-- Exercise data follows --

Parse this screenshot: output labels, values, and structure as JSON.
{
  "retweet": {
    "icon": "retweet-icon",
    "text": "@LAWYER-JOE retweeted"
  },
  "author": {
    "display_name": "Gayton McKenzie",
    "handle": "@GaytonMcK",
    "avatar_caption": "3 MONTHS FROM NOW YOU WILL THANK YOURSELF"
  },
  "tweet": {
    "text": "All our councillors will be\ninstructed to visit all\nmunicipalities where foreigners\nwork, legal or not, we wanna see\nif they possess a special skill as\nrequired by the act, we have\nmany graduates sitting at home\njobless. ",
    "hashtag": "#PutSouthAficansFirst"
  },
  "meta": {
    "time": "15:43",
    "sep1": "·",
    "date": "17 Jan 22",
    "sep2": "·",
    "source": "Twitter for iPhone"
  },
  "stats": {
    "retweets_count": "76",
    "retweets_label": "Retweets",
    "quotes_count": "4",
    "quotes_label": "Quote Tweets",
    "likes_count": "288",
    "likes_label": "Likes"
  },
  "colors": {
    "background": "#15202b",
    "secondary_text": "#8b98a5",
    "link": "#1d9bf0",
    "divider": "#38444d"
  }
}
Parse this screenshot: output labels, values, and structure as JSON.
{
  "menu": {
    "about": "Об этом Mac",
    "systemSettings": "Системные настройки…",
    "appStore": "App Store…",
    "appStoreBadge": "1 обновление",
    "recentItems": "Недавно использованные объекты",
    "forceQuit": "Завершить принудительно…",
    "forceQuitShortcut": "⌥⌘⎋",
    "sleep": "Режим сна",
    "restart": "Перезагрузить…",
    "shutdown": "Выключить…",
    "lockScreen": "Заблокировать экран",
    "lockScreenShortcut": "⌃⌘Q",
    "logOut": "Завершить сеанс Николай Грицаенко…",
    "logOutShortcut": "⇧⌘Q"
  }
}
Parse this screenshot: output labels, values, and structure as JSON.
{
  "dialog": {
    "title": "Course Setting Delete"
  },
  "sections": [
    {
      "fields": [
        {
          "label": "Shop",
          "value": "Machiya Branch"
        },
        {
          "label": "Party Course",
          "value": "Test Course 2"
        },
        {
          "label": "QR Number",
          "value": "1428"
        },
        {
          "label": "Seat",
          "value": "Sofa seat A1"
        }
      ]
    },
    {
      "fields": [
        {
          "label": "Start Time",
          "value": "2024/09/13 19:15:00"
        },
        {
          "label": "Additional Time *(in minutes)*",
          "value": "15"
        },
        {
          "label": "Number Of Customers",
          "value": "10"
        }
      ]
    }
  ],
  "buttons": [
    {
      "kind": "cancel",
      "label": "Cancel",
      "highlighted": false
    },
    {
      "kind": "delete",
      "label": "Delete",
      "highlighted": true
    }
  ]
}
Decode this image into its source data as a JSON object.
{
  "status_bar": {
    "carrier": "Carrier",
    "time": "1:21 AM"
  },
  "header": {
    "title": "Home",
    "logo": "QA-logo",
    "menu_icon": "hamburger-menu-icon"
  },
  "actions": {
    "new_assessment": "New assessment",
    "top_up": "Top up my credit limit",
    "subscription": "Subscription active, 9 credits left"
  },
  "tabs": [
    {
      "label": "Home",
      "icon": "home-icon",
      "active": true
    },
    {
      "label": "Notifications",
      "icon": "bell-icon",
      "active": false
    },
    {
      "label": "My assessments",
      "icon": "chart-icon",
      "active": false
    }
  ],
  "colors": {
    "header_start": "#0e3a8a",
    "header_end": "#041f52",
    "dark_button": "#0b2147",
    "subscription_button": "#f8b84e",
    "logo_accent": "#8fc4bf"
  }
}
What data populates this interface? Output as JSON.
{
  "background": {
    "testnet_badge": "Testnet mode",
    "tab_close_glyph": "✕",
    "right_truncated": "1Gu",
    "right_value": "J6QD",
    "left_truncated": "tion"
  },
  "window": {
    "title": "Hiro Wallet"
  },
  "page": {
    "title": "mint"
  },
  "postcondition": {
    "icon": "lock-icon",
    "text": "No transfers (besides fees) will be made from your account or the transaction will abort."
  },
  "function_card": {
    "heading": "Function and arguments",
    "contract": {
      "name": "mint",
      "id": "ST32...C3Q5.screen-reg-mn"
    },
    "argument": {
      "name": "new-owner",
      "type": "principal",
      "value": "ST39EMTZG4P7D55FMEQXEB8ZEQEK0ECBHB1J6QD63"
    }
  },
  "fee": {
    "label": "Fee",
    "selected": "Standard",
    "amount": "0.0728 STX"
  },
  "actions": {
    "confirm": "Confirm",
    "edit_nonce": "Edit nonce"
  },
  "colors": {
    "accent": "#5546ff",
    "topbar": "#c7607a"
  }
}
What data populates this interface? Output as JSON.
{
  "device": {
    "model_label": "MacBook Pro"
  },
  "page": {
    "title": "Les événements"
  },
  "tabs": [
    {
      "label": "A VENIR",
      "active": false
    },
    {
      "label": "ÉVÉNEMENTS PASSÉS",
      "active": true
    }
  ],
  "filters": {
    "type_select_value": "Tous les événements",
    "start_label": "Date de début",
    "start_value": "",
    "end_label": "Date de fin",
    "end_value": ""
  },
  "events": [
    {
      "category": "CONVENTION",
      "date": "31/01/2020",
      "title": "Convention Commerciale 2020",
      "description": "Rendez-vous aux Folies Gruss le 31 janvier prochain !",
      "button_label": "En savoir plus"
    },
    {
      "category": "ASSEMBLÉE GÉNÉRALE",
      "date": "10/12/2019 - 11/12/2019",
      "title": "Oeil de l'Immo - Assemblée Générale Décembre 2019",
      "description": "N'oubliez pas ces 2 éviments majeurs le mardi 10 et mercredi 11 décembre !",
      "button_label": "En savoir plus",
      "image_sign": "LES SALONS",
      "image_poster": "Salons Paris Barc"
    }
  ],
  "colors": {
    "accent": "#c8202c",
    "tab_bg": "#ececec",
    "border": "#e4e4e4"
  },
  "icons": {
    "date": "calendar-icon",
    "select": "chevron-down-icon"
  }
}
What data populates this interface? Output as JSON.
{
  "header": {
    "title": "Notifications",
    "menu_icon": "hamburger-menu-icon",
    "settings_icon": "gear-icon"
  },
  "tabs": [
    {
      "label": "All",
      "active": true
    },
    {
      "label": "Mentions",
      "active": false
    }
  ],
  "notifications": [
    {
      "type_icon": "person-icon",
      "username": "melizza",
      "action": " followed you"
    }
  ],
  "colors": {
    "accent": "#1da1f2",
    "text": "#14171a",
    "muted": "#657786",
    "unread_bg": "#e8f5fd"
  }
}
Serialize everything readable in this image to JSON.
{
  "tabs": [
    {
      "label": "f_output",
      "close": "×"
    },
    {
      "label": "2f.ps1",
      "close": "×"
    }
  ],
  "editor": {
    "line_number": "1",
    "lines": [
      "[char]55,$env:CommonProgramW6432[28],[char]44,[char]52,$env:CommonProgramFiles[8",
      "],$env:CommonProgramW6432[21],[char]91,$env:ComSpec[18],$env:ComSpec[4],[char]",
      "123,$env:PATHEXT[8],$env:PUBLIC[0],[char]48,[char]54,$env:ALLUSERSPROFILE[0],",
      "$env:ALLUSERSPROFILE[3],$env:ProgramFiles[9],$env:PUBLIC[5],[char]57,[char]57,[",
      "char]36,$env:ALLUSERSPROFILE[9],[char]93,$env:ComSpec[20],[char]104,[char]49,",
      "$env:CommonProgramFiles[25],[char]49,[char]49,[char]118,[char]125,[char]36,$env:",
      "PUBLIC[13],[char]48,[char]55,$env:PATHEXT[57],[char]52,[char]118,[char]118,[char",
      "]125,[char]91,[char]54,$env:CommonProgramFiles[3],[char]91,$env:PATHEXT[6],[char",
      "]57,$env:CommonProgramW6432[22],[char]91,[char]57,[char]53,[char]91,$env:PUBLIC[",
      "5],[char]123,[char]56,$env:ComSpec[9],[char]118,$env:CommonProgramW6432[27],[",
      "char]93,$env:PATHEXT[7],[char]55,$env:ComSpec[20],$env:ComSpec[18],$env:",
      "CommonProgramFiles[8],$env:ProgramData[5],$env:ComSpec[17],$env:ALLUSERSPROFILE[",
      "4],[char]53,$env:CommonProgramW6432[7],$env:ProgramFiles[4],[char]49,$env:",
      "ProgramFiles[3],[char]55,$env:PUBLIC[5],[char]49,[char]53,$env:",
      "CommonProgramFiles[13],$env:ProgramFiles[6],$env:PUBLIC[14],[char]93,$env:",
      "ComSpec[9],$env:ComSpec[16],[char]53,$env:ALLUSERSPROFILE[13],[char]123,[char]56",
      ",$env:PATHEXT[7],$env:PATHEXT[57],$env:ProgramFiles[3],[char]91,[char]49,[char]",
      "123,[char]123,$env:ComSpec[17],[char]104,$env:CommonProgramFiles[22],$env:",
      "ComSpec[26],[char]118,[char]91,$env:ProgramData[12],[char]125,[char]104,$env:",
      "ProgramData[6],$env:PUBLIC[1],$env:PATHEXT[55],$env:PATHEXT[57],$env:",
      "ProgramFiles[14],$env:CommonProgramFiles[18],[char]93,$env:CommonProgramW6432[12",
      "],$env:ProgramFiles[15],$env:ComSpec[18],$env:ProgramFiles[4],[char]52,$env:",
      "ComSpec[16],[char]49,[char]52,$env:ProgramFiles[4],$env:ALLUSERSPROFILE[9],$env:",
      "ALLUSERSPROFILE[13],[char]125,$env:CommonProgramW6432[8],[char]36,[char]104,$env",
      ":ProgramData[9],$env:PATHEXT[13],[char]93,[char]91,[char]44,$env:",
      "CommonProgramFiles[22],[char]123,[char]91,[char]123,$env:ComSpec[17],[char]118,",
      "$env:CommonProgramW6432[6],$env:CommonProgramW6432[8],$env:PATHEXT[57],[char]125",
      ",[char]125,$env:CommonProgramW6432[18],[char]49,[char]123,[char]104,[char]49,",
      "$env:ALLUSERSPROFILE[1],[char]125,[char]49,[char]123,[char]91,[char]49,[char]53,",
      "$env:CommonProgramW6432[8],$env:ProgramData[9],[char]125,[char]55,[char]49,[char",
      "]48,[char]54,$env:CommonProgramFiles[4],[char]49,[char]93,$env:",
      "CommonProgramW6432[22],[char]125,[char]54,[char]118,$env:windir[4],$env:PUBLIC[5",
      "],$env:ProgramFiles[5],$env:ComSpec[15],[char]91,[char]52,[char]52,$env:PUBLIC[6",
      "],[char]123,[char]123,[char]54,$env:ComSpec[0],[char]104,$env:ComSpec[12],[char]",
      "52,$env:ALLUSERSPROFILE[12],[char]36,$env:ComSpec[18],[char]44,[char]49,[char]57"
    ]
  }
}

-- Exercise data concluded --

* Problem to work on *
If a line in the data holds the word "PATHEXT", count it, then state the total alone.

* Solution below *
8